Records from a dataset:
---------------

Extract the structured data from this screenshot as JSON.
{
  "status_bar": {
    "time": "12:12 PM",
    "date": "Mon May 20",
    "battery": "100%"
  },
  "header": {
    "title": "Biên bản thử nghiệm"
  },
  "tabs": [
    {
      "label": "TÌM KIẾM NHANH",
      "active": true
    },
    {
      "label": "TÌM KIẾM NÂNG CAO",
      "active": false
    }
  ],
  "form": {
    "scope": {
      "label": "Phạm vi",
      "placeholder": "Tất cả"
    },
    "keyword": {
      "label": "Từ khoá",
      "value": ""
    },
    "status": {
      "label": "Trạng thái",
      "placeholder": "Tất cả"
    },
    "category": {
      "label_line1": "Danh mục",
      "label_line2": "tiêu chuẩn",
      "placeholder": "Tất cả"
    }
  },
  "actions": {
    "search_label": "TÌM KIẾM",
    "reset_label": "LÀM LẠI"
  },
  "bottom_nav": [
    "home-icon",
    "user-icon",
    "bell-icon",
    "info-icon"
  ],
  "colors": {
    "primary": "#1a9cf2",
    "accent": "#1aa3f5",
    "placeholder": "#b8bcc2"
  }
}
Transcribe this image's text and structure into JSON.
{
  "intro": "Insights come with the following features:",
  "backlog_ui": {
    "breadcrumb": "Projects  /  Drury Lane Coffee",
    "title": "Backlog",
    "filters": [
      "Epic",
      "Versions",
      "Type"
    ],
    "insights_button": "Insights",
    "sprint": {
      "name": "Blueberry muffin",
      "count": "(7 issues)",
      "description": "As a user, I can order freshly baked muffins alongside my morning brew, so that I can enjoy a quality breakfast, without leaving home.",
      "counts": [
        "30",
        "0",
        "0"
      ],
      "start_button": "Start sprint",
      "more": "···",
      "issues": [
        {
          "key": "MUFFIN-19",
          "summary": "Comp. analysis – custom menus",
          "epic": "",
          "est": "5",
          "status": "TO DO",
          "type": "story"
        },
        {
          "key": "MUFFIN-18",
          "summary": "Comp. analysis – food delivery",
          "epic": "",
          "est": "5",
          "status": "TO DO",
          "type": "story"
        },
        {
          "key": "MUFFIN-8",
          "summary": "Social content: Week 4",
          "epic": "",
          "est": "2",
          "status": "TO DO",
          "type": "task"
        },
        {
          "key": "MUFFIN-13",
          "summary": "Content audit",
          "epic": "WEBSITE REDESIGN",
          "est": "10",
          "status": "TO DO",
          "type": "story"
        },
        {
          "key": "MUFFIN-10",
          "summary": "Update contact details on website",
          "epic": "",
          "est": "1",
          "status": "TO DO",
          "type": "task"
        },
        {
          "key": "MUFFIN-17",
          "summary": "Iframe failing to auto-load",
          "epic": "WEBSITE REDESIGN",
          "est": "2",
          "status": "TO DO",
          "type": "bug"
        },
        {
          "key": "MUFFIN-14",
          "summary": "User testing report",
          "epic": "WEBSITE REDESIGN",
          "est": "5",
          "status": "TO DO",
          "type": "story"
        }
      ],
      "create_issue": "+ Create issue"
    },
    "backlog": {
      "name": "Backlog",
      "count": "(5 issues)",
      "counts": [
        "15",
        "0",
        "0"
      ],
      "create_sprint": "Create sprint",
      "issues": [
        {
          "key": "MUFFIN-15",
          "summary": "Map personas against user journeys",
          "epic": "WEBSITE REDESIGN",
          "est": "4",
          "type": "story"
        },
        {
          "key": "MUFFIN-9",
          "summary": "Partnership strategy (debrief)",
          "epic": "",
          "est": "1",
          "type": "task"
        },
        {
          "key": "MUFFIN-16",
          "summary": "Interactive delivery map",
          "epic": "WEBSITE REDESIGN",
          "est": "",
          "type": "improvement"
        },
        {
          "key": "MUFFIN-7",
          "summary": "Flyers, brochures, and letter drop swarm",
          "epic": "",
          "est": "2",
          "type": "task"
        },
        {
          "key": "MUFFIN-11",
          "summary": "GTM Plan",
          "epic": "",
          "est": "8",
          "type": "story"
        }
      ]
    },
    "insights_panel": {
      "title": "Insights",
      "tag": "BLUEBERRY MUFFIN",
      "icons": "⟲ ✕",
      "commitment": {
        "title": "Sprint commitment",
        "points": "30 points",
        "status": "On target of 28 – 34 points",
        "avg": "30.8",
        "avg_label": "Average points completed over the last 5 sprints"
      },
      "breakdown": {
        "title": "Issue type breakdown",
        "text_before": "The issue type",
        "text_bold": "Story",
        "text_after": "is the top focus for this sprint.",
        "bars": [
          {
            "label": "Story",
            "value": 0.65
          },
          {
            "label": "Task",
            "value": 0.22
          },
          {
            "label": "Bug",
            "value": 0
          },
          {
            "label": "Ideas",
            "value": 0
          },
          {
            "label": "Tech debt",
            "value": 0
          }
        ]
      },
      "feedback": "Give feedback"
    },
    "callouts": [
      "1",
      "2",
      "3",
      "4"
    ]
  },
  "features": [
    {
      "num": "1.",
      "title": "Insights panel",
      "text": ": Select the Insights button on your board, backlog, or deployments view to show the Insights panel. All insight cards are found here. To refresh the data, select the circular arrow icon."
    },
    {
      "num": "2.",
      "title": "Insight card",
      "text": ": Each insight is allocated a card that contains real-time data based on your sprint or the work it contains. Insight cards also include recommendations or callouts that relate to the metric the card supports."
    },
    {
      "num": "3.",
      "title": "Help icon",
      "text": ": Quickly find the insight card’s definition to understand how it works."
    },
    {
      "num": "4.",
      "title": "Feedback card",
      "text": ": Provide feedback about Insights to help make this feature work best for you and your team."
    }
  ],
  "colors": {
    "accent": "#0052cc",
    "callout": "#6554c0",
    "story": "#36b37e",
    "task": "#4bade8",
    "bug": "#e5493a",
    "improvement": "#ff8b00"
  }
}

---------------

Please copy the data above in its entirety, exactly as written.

Extract the structured data from this screenshot as JSON.
{
  "status_bar": {
    "time": "12:12 PM",
    "date": "Mon May 20",
    "battery": "100%"
  },
  "header": {
    "title": "Biên bản thử nghiệm"
  },
  "tabs": [
    {
      "label": "TÌM KIẾM NHANH",
      "active": true
    },
    {
      "label": "TÌM KIẾM NÂNG CAO",
      "active": false
    }
  ],
  "form": {
    "scope": {
      "label": "Phạm vi",
      "placeholder": "Tất cả"
    },
    "keyword": {
      "label": "Từ khoá",
      "value": ""
    },
    "status": {
      "label": "Trạng thái",
      "placeholder": "Tất cả"
    },
    "category": {
      "label_line1": "Danh mục",
      "label_line2": "tiêu chuẩn",
      "placeholder": "Tất cả"
    }
  },
  "actions": {
    "search_label": "TÌM KIẾM",
    "reset_label": "LÀM LẠI"
  },
  "bottom_nav": [
    "home-icon",
    "user-icon",
    "bell-icon",
    "info-icon"
  ],
  "colors": {
    "primary": "#1a9cf2",
    "accent": "#1aa3f5",
    "placeholder": "#b8bcc2"
  }
}
Transcribe this image's text and structure into JSON.
{
  "intro": "Insights come with the following features:",
  "backlog_ui": {
    "breadcrumb": "Projects  /  Drury Lane Coffee",
    "title": "Backlog",
    "filters": [
      "Epic",
      "Versions",
      "Type"
    ],
    "insights_button": "Insights",
    "sprint": {
      "name": "Blueberry muffin",
      "count": "(7 issues)",
      "description": "As a user, I can order freshly baked muffins alongside my morning brew, so that I can enjoy a quality breakfast, without leaving home.",
      "counts": [
        "30",
        "0",
        "0"
      ],
      "start_button": "Start sprint",
      "more": "···",
      "issues": [
        {
          "key": "MUFFIN-19",
          "summary": "Comp. analysis – custom menus",
          "epic": "",
          "est": "5",
          "status": "TO DO",
          "type": "story"
        },
        {
          "key": "MUFFIN-18",
          "summary": "Comp. analysis – food delivery",
          "epic": "",
          "est": "5",
          "status": "TO DO",
          "type": "story"
        },
        {
          "key": "MUFFIN-8",
          "summary": "Social content: Week 4",
          "epic": "",
          "est": "2",
          "status": "TO DO",
          "type": "task"
        },
        {
          "key": "MUFFIN-13",
          "summary": "Content audit",
          "epic": "WEBSITE REDESIGN",
          "est": "10",
          "status": "TO DO",
          "type": "story"
        },
        {
          "key": "MUFFIN-10",
          "summary": "Update contact details on website",
          "epic": "",
          "est": "1",
          "status": "TO DO",
          "type": "task"
        },
        {
          "key": "MUFFIN-17",
          "summary": "Iframe failing to auto-load",
          "epic": "WEBSITE REDESIGN",
          "est": "2",
          "status": "TO DO",
          "type": "bug"
        },
        {
          "key": "MUFFIN-14",
          "summary": "User testing report",
          "epic": "WEBSITE REDESIGN",
          "est": "5",
          "status": "TO DO",
          "type": "story"
        }
      ],
      "create_issue": "+ Create issue"
    },
    "backlog": {
      "name": "Backlog",
      "count": "(5 issues)",
      "counts": [
        "15",
        "0",
        "0"
      ],
      "create_sprint": "Create sprint",
      "issues": [
        {
          "key": "MUFFIN-15",
          "summary": "Map personas against user journeys",
          "epic": "WEBSITE REDESIGN",
          "est": "4",
          "type": "story"
        },
        {
          "key": "MUFFIN-9",
          "summary": "Partnership strategy (debrief)",
          "epic": "",
          "est": "1",
          "type": "task"
        },
        {
          "key": "MUFFIN-16",
          "summary": "Interactive delivery map",
          "epic": "WEBSITE REDESIGN",
          "est": "",
          "type": "improvement"
        },
        {
          "key": "MUFFIN-7",
          "summary": "Flyers, brochures, and letter drop swarm",
          "epic": "",
          "est": "2",
          "type": "task"
        },
        {
          "key": "MUFFIN-11",
          "summary": "GTM Plan",
          "epic": "",
          "est": "8",
          "type": "story"
        }
      ]
    },
    "insights_panel": {
      "title": "Insights",
      "tag": "BLUEBERRY MUFFIN",
      "icons": "⟲ ✕",
      "commitment": {
        "title": "Sprint commitment",
        "points": "30 points",
        "status": "On target of 28 – 34 points",
        "avg": "30.8",
        "avg_label": "Average points completed over the last 5 sprints"
      },
      "breakdown": {
        "title": "Issue type breakdown",
        "text_before": "The issue type",
        "text_bold": "Story",
        "text_after": "is the top focus for this sprint.",
        "bars": [
          {
            "label": "Story",
            "value": 0.65
          },
          {
            "label": "Task",
            "value": 0.22
          },
          {
            "label": "Bug",
            "value": 0
          },
          {
            "label": "Ideas",
            "value": 0
          },
          {
            "label": "Tech debt",
            "value": 0
          }
        ]
      },
      "feedback": "Give feedback"
    },
    "callouts": [
      "1",
      "2",
      "3",
      "4"
    ]
  },
  "features": [
    {
      "num": "1.",
      "title": "Insights panel",
      "text": ": Select the Insights button on your board, backlog, or deployments view to show the Insights panel. All insight cards are found here. To refresh the data, select the circular arrow icon."
    },
    {
      "num": "2.",
      "title": "Insight card",
      "text": ": Each insight is allocated a card that contains real-time data based on your sprint or the work it contains. Insight cards also include recommendations or callouts that relate to the metric the card supports."
    },
    {
      "num": "3.",
      "title": "Help icon",
      "text": ": Quickly find the insight card’s definition to understand how it works."
    },
    {
      "num": "4.",
      "title": "Feedback card",
      "text": ": Provide feedback about Insights to help make this feature work best for you and your team."
    }
  ],
  "colors": {
    "accent": "#0052cc",
    "callout": "#6554c0",
    "story": "#36b37e",
    "task": "#4bade8",
    "bug": "#e5493a",
    "improvement": "#ff8b00"
  }
}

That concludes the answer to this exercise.